By Colleen Flaherty
Killeen Daily Herald
Renae Noriega is building an ark. It is not an actual flood she is trying to save community youths from, however, but rather the cyclic tides of drugs, violence and underachievement.
The Killeen resident said her vessel is made of music, not wood.
"It came to me in a vision," said Noriega, 49, of World of Jamming Music Plus One, or WOMJ+1, a free music appreciation program for local young adults, ages 12 and over, set to begin Saturday with an orientation session at the Killeen Community Center. The program will not only teach students with an interest in music and other arts technical skills, but also how to market themselves as artists.
Central to the program is the value of education, said Noriega, its director.
"How can you manage your millions if you can't count?" she said. "How can you read and negotiate a contract if you can't read it?"
It took Noriega, whose own son is an aspiring musician, five years and two partners to make her vision a reality. Harker Heights musician and youth educator Keith Morrow, 46, will lead the program's musical component, while members of the Central Texas College SIFE chapter, or Students in Free Enterprise, will teach life and entrepreneurial skills, such as resume building and managing a budget.
Morrow, a retired law enforcement officer whose Upward Challenge academic success program positively impacted the community from 2005 to 2008, said he is excited to instill the value of education in his students through music.
"It motivates them and gives them a sense of self-worth by utilizing their artistic talents," said Morrow, who also works as an artist developer. "They have to keep a 70 per cent in the program and in their current schools."
One of Morrow's former Upward Success students, Tre Calhoun, 17, of Copperas Cove, will be involved in WOJM+1. Though he and Morrow share a passion for music, he said there is no doubt where Morrow's priorities lie.
"He is always, 'School first, and music later,'" Tre said. "He's grounding us."
Chastity Clemons, one of SIFE's faculty advisers, said approximately 20 college students are preparing to assist with WOJM+1, and give back to the community in the process. She praised Noriega's efforts.
"I loved her vision and what she was trying to do for the youth of our community," Clemons said.

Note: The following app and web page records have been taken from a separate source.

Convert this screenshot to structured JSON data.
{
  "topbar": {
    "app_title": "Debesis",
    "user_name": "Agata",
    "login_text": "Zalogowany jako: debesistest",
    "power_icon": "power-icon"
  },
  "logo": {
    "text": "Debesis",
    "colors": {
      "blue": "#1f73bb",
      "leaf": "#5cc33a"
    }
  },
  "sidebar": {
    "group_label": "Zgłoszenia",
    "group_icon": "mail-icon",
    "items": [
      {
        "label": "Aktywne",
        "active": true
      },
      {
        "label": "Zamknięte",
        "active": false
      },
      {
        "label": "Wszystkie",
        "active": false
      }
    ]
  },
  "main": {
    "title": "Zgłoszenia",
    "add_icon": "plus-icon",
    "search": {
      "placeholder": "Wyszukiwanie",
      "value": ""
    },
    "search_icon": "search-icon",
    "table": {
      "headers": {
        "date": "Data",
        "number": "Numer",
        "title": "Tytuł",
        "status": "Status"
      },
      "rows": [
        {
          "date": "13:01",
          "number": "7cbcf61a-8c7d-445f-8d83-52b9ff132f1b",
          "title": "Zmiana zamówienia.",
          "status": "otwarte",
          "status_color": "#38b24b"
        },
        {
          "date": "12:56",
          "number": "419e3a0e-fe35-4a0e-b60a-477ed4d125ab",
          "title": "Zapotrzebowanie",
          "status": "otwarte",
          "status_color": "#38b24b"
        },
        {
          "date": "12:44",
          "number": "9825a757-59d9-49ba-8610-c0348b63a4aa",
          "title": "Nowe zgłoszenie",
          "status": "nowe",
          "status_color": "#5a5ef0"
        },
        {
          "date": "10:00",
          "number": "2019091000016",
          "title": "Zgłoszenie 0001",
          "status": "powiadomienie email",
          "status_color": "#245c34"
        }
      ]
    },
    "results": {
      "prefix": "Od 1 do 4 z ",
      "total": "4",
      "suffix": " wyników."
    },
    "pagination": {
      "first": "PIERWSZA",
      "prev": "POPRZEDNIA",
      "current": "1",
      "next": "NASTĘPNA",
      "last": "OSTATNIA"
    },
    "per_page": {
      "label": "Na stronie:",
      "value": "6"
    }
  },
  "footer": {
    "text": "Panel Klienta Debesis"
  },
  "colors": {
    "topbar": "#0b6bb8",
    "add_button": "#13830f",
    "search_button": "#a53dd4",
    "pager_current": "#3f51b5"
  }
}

The program is entirely funded through grants and private donations, Noriega said. Staff members are volunteers.
Program classes will be held at two locations, the Kouma Community Center at Fort Hood and the Killeen Community Center. Students will be divided into two groups, ages 12 to 17, and 18 and older, to address different needs. The first phase of the program will run for eight weeks, while second and third phases are planned for committed students, who may eventually make and distribute their own demo tapes.
This, however, is only the first step in Noriega's and Morrow's plans. Eventually, they said, they would like to open a full-time arts school in the community.
"It's about keeping them on the right track," Noriega said. "It's about your pride."
For more information on the program, call (888) 687-9290, or e-mail firstname.lastname@example.org.
Contact Colleen Flaherty at email@example.com or (254) 501-7559.